Investigation into Maples tragedy to begin next week

·3 min read

The province announced Friday that investigator Dr. Lynn Stevenson, a former deputy minister of health with the Province of British Columbia, will review what took place at the Maples Long Term Care facility in Winnipeg.

Stevenson, who conducted a similar investigation into a long-term care facility in Halifax for the Government of Nova Scotia in late summer, will begin as early as next week.

One week ago Friday, paramedics were called to Maples and found what has been described as a nightmare. Eight residents died over a 48-hour period. Paramedics provided hydration, transport to hospital and other services for residents.

At a press conference Friday afternoon, Health Minister Cameron Friesen said that he has since directed the Winnipeg Regional Health Authority (WHA) to enhance its monitoring of the operator of the facility, Revera.

“I can report that the WHA now has staff on-site at Maples directly overseeing the management of care at that facility. As a result of that increased level of scrutiny, new information on staffing also emerged that was deeply troubling,” Friesen said.

“We have enacted that paramedic rapid response team that is providing around the clock quick assessment and treatments of residents at this facility and other facilities and immediate measure by which we can enhance the care that is taking place when the signal is given that enhancement is necessary.”

Additionally, the Red Cross will be at the site. The first Red Cross workers will be at Maples beginning today. They will provide redirection, observation, companionship to residents, and much-needed relief to health care workers, who have been on site since the beginning of the outbreak.

Friesen said those workers are exhausted, and need the help.

“We welcome those workers (Red Cross), and we think hard, as well, at the same time, about additional steps that must be taken to enhance workforce,” he said.
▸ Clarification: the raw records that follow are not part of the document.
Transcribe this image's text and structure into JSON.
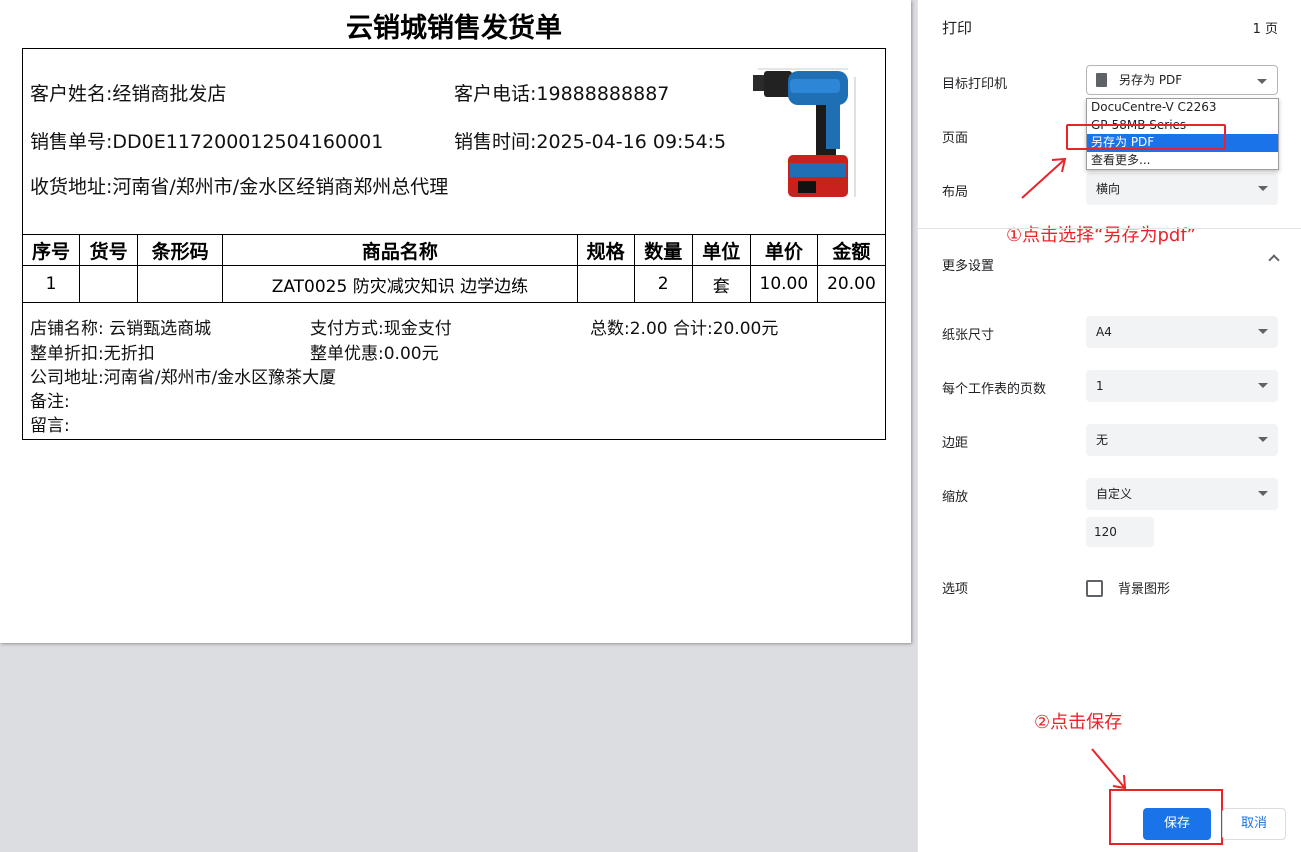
{
  "document": {
    "title": "云销城销售发货单",
    "customer_name": "客户姓名:经销商批发店",
    "customer_phone": "客户电话:19888888887",
    "order_no": "销售单号:DD0E117200012504160001",
    "sale_time": "销售时间:2025-04-16 09:54:5",
    "address": "收货地址:河南省/郑州市/金水区经销商郑州总代理",
    "table": {
      "headers": [
        "序号",
        "货号",
        "条形码",
        "商品名称",
        "规格",
        "数量",
        "单位",
        "单价",
        "金额"
      ],
      "rows": [
        [
          "1",
          "",
          "",
          "ZAT0025 防灾减灾知识 边学边练",
          "",
          "2",
          "套",
          "10.00",
          "20.00"
        ]
      ]
    },
    "footer": {
      "shop": "店铺名称: 云销甄选商城",
      "payment": "支付方式:现金支付",
      "totals": "总数:2.00 合计:20.00元",
      "discount": "整单折扣:无折扣",
      "coupon": "整单优惠:0.00元",
      "company_address": "公司地址:河南省/郑州市/金水区豫茶大厦",
      "remark": "备注:",
      "message": "留言:"
    }
  },
  "print_panel": {
    "title": "打印",
    "page_count": "1 页",
    "destination_label": "目标打印机",
    "destination_value": "另存为 PDF",
    "destination_options": [
      "DocuCentre-V C2263",
      "GP-58MB Series",
      "另存为 PDF",
      "查看更多..."
    ],
    "pages_label": "页面",
    "layout_label": "布局",
    "layout_value": "横向",
    "more_settings_label": "更多设置",
    "paper_size_label": "纸张尺寸",
    "paper_size_value": "A4",
    "pages_per_sheet_label": "每个工作表的页数",
    "pages_per_sheet_value": "1",
    "margins_label": "边距",
    "margins_value": "无",
    "scale_label": "缩放",
    "scale_value": "自定义",
    "scale_custom": "120",
    "options_label": "选项",
    "background_graphics_label": "背景图形",
    "save_label": "保存",
    "cancel_label": "取消",
    "annotation_1": "①点击选择“另存为pdf”",
    "annotation_2": "②点击保存",
    "annotation_color": "#e8232a",
    "accent_color": "#1a73e8"
  }
}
There are 25 outbreaks of COVID-19 at personal care homes in Winnipeg. According to the Prairie Mountain Health website, there are no outbreaks in this region at personal care homes.
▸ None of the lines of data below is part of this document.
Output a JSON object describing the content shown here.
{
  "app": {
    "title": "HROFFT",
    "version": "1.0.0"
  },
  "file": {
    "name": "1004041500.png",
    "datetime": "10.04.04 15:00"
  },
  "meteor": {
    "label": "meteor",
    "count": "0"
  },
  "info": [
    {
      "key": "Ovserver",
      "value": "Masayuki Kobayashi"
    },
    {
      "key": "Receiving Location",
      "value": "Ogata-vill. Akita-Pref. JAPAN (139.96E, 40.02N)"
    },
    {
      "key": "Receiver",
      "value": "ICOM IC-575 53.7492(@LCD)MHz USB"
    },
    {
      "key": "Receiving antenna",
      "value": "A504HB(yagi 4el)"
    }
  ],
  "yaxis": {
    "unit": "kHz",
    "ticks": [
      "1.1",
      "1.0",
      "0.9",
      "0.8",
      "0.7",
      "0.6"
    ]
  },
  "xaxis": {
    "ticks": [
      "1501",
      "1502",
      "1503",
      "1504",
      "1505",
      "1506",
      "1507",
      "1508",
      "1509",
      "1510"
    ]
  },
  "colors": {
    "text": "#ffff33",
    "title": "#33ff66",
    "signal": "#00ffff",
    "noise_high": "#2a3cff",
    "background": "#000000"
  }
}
Stevenson will conduct a preliminary review, and she will present a preliminary set of recommendations within weeks, sometime in December. A final report is due in January.

“This specific timeline will ensure that timely and immediate action can be taken to address the situation in Winnipeg and in Manitoba in respect of COVID-19, and its impact on long term care,” Friesen said.

Stevenson and her team will establish what happened at Maples, determine what can be done in future, as well as assess what is being done now, Friesen said.

The objective is to strengthen care for residents in long-term care facilities.

Asked about care homes in the Prairie Mountain Health region, including those in rural areas outside Brandon, and the implications of current efforts for those, Friesen said the province will be fanning out, not just within Winnipeg, but across the province to stabilize and to assess the situation.

“What we’re seeking to do, both out of this examination that will take place, this review, but also out of this immediate set of actions, is to undertake a … Not an inspection per se, but a solicitation from a variety of long term care providers,” Friesen said.

“In other words, we’re going through the regions to those who operate personal care homes, and then say, ‘How are things going over there? Are you seeing similar conditions? How are you fixed for workforce at this point in time? How many outbreaks do you have? What do you have on-site that you could marshal additional resources to?’”

Michèle LeTourneau, Local Journalism Initiative Reporter, Brandon Sun